"To anticipate and prevent transgression, delinquency, or actual apostasy, is much more desirable and profitable than to reprove and punish it when actually consummated. He that rules well his own family is best prepared to rule well the church of God; and he that rules well his own family needs to be informed that more depends upon watching the dispositions and frailties of his children, and guarding them from error and disobedience, by removing them from temptation, or by removing temptation out of their way, than in correcting them from actual offences. Much the larger part of all the errors, follies, and faults of children and of disciples might have been prevented under a discreet and attentive administration. Timely remonstrance, counsel, and the interposing oneself between temptation and the occasions of error in practice' are the great secrets of a good administration, and require degrees of wisdom and devotion seldom met with. More youths and more disciples have been saved from ruin by the judicious watchings of those entrusted with their fortunes, than have ever been reclaimed by corrections and rebukes. On this point a hint must suffice; for we aim only at a full development of what is meant by ruling well. On the subject of discipline we shall have a better opportunity to illustrate good rule as contrasted with bad rule.

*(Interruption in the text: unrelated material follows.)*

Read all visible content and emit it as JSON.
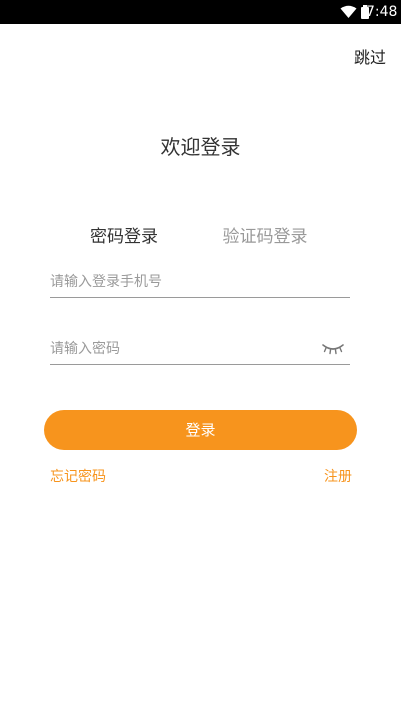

"3. Besides the teaching, presidency, and ruling well in the public assembly, there is a class of duties comprehended in constant visitation, or paramount importance to the edification, good order, and growth of a congregation. Private, so often much better than public teaching; and reproofs, corrections and instructions are frequently given with greater effect by the fireside than in the synagogue. Paul, in his exhortations to the Ephesian bishops, gives his own example as the best illustration of what he would enjoin. Speaking on the class of duties to which I now allude, he says, "for the space of three years I ceased not to warn every one night and day, with tears." Again, he says, "You know how I have been conversant among you all the time, from the first day I entered Asia, serving the Lord with all humility, and with tears - 'teaching you publicly and privately' - 'watch, therefore, remembering' these things, etc. Well might this apostle say, 'he who desires the office of a bishop, desires a good work." A work, indeed, which if not divided among a plurality of persons, will require much of the time of an individual or two, even in a congregation of one hundred members.

"They are the most useful and successful preachers and teachers of Christ who go from house to house, and mingle with the people in their daily and constant avocations. In sickness, and in health, in business and in leisure, in the most intimate social intercourse, they will find numerous occasions of doing good, and of speaking with effect, which will not occur in the meeting house or public assembly. When the Apostles in Jerusalem, though all present in one church, and aided by many such men as Stephen, Philip, Prochorus, Nicanor, Timon, Parmenas, and Nicholas, found it expedient to give themselves to the ministry of the Word and to prayer, and to have persons appointed to attend on the tables of the widows and the poor; may we not learn that the work of teaching and preaching Christ, of presiding over a christian congregation with dignity and profit, of ruling well, requires a devoted heart and an undivided attention, and that every business ought to have some persons set over it? To go into all the particular duties of the christian bishop, would require us to transcribe much of the epistles; we therefore dismiss the subject, having noticed the three classes of duties already stated." (Mil.Har.1835, page 505507.)